A voluptuous, moluptuous hippie named Hippo went to the zoo. Now I know what you’re thinking, that I’m going to take the lazy way out here, like I did with the word moluptuous, which isn’t a real word but does of course rhyme with the one right before it. You think I’m going to take the easy way out by making Hippo the Hippie visit the water mammals section of the zoo and meet a hippo named Hippie. Well, you’re right! That’s exactly what Hippo did. He went straight to the hippopotamoose pen and found the one who looked most like himself, a robust creature with a gap between his front teeth, enjoying a meal of grass, and he called him Hippie. Then he distracted the zookeepers with his ventriloquism act so that he and his new best friend could escape the clutches of the zoo’s fences. And you know what? After several unsuccessful teleportation attempts, he noticed the gate to the enclosure was left wide open and they walked straight out, smug looks painted on their faces in either paint or contortions.

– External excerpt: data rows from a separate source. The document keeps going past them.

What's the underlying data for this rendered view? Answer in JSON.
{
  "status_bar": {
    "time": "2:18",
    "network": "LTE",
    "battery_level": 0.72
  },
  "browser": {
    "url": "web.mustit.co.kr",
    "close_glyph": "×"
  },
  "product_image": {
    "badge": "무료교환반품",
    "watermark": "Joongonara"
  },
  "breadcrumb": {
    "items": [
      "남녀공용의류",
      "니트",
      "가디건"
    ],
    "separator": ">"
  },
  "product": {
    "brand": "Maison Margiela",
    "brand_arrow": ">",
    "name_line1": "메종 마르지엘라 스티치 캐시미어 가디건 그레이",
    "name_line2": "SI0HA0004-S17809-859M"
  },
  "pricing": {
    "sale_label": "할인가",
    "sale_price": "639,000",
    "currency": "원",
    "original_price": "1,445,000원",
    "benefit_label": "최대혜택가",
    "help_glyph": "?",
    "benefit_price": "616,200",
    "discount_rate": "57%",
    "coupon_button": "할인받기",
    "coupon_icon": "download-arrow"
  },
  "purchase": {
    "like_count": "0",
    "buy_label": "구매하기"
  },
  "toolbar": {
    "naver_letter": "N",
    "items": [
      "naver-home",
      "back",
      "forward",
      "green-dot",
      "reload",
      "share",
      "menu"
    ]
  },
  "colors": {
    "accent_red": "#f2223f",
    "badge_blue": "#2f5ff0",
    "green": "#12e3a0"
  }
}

In no time at all, Hippo the hippie and Hippie the hippo were running down the street, laughing and playing and sometimes cavorting, drawing strange looks from strangers, straws, and pictures. After picking the smaller straw, meaning he had to pay for the paper and markers, Hippo drew a monster and coloured him green, while Hippie, being a hippo and all, was unable to pick up the relatively puny writing implement. The hippo was sad, as this failure reminded him of his other creative deficiencies, but Hippo thought tough and thought through and plain old thought of a plan to cheer up the big galoot, all in about twenty seconds. The plan, as you probably would have guessed if I asked you, which I didn’t, was to run to the nearest ice cream shop and try a free sample of every flavour before finally deciding that they didn’t want ice cream at all, being full of samples and all.
Their next stop, a coffee shop where you could bring your cat, was Hippie’s idea, because he loved cats and also wanted to pretend the hippie was a cat, at least for a minute. On the way to there, they almost ran smack into the zookeeper’s assistant, a gangly, tangly old thing who went by Gert. Being the tricksters that they are, Hippo took one of the fake moustaches out of his cargo shorts and glued it to Hippie’s face. Old Gert, blind as a Venetian and twice as gullible, never stood a chance. She walked right past the two friends as they suppressed giggles fraught with deception, not even bothering to ask them if they’d seen a million pound hippo banging around. Gert was from Sheffield, so she didn’t understand that the hippo worth a million pounds was only a thousand pounds big. Gert, right?
At the cat cafe, Hippie got hopped up on caffeine and kittens for the first time in a long while, and the hippie drank as many black teas as he damn well pleased, acknowledging that the black t-shirt on his back only made the whole situation that much more coordinated. The baristo, a Spanish-looking Mexican named Walter, couldn’t keep up with all the orders, so he quit his job and got a standing ovation from the whole world as he did burned his apron and strolled out of the shop forever. His former manager, a Mexican-looking Guatemalan who mostly called everyone Tigo, said goodbye to Tigo and winked at him in a confusing gesture of friendship.
Suddenly, the in-house cats decided all at once that they had had enough of being treated like disposable pets, and so they began a revolt against the whole oppressive system. Their attempt was quickly thwarted, however, as the manager called them all Tigo and gave them away to the customers, thus utilizing an important tool in preventing a successful coup – separation. Hippo and Hippie lifted their cats and cheered, which turned out to be the pinnacle of their big day out. Once the coffee and kittens wore off, Hippie made his way back to the zoo because he needed a nap, and anyway, Hippo had already left him because he saw an attractive hippie girl that he wanted to talk to instead.